Speaking to an audience at The London Business School, Gertjan Vlieghe, an external member of the Monetary Policy Committee said following a vote to remain, he wanted to see ‘convincing evidence’ of an improvement in the economic outlook, in line with previous forecasts.
“If such improvement is not apparent soon, this will reduce my confidence that inflation is likely to return to the target within an acceptable time horizon without additional monetary stimulus,” he said.
Vlieghe said the upcoming referendum made its usual tools for measuring growth ‘less informative than usual’ because households and companies tended to postpone spending until after major events such as this.
If the UK votes to remain, he expects the release of any pent-up desire to spend, which will boost economic growth.
UK Gross Domestic Product (GDP) growth has continued to slow from around 3% in 2014, to approximately 2% in 2015, to less than 2% in 2016 so far.

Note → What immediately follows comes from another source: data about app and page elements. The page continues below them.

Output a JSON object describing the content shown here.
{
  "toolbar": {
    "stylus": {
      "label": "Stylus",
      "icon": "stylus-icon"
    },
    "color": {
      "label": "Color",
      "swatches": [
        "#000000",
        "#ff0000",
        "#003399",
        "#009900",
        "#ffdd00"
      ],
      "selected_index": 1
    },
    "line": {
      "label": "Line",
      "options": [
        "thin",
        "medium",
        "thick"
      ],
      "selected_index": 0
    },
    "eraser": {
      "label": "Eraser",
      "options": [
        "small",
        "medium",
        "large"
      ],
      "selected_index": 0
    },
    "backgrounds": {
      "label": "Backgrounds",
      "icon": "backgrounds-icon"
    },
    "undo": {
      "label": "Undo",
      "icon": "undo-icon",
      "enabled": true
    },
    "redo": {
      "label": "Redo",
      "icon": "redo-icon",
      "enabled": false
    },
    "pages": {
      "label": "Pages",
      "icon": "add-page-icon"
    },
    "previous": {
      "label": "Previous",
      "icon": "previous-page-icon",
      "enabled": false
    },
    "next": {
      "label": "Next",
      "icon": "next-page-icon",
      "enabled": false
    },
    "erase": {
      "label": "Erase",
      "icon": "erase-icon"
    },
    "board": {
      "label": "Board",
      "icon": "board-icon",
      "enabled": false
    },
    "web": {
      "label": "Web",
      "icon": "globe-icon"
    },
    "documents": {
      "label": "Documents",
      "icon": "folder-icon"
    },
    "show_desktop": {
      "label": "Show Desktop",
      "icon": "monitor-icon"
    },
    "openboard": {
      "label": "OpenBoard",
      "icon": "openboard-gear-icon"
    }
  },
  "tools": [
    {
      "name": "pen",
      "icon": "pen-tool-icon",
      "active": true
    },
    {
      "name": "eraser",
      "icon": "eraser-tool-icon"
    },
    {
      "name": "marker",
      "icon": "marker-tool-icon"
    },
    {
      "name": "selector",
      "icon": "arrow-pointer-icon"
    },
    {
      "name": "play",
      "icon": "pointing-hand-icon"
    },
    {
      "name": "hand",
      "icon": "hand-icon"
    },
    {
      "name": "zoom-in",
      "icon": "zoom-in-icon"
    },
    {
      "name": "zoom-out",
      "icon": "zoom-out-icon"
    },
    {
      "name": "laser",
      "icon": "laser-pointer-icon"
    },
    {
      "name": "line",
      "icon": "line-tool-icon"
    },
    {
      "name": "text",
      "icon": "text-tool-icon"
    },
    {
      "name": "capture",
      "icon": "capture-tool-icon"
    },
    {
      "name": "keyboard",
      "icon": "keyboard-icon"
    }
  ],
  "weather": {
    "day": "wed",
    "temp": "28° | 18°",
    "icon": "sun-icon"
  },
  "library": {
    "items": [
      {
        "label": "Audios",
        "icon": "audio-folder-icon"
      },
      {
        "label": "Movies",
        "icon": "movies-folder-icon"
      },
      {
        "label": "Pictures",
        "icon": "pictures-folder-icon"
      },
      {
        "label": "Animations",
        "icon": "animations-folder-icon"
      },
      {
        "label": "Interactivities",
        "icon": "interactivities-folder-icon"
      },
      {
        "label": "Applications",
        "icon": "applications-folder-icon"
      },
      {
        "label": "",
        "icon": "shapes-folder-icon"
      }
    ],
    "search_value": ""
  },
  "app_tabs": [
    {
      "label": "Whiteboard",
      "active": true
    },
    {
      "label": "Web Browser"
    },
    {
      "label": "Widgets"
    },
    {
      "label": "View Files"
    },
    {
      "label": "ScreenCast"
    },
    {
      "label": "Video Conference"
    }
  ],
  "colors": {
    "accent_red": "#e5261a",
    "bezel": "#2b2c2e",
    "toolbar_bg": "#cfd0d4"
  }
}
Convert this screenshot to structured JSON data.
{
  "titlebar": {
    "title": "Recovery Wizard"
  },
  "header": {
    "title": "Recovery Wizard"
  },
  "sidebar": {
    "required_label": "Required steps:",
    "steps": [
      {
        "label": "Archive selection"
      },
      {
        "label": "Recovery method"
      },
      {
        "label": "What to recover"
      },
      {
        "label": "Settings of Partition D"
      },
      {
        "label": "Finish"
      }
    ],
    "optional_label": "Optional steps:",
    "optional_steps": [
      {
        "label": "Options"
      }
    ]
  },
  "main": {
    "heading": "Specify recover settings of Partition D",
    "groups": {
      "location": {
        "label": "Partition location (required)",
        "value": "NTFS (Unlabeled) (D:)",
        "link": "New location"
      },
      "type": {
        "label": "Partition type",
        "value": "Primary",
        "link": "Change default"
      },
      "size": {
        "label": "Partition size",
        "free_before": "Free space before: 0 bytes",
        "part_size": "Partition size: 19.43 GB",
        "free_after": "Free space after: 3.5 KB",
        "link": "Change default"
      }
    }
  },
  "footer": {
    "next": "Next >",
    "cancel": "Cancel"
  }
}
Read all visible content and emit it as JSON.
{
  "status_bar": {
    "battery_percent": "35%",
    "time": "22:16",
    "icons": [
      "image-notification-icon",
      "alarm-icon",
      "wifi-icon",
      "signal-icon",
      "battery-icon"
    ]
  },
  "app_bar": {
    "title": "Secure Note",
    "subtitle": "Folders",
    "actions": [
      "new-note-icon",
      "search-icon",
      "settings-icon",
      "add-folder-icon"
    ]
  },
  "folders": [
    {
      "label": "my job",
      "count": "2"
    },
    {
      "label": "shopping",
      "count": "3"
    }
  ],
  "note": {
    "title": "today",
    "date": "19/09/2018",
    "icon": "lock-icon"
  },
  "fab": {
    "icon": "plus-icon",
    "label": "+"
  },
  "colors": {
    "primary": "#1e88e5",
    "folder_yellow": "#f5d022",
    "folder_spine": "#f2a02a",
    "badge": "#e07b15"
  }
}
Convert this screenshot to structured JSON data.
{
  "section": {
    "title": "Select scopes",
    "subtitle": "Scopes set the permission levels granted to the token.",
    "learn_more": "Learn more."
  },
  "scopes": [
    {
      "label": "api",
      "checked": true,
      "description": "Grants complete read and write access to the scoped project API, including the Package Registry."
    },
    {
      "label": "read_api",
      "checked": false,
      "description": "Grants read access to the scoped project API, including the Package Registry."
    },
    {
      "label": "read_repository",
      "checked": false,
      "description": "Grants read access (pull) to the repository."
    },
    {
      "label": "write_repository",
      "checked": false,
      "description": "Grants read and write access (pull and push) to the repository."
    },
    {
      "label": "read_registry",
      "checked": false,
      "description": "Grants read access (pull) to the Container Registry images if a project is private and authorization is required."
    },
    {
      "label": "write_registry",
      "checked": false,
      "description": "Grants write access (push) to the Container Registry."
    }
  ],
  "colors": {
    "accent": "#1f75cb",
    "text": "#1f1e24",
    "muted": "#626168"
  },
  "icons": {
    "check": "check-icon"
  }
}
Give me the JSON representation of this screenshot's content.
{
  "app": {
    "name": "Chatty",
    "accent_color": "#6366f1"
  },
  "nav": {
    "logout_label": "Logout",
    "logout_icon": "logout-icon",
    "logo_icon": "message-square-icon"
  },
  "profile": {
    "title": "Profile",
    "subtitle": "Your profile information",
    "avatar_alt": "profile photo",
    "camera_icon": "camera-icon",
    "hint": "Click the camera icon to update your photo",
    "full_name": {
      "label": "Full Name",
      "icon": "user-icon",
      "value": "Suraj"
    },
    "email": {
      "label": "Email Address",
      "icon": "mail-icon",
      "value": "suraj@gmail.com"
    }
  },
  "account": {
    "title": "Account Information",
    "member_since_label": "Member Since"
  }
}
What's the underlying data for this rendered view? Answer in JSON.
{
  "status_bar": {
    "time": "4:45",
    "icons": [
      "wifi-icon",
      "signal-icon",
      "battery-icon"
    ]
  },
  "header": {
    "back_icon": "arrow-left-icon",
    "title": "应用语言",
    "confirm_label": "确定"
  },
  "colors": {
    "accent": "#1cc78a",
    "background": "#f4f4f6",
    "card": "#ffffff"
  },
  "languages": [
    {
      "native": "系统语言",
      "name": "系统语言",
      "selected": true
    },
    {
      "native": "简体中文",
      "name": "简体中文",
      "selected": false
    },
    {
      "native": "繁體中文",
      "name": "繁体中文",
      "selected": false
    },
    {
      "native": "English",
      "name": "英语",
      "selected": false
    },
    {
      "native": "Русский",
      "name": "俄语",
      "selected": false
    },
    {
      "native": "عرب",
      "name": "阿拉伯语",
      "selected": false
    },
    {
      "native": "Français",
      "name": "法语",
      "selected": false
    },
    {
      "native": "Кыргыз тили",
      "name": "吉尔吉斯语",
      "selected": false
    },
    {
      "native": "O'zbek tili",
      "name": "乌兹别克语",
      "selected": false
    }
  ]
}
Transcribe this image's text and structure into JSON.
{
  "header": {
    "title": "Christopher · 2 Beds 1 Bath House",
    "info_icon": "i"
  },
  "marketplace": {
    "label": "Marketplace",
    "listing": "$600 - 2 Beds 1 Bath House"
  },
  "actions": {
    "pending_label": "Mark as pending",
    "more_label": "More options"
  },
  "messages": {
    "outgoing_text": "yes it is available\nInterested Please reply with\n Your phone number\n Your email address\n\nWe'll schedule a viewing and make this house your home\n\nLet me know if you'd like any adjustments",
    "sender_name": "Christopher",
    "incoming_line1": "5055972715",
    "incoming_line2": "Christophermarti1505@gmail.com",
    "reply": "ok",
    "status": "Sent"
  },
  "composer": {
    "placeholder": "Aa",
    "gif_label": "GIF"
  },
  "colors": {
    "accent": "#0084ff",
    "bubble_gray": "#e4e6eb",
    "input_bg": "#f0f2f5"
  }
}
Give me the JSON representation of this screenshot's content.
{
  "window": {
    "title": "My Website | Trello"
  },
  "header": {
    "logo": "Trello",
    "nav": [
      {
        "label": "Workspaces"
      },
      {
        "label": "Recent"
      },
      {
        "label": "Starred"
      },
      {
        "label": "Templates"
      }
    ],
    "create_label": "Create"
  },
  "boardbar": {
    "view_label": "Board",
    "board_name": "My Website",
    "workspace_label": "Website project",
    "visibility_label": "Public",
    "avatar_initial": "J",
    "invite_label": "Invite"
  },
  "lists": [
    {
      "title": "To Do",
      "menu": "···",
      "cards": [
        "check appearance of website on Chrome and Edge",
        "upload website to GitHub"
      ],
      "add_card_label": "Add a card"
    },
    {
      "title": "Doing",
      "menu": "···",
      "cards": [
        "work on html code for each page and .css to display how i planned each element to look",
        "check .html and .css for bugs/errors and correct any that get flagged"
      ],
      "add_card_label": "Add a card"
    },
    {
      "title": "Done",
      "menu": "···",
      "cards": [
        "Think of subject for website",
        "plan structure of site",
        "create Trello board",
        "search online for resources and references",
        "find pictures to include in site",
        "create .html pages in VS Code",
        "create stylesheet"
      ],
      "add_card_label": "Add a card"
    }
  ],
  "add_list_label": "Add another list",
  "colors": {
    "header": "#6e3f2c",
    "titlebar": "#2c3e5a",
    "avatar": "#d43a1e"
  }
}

Persistently disappointing global growth, government plans to reduce its deficit, weaker than expected productivity growth, and uncertainty about the upcoming referendum on the UK’s membership of the EU, are all factors creating a drag on GDP.
“The challenge for the Committee is that we do not know how much of the slowing in growth is due to the referendum, an effect which should be short-lived, and how much of it reflects a more fundamental loss of underlying momentum, which might be more persistent,” he added.
The rate of inflation, as measured by the Consumer Prices Index, fell from 0.5% in March to 0.3% in April – moving further away from the Bank of England’s target of 2%.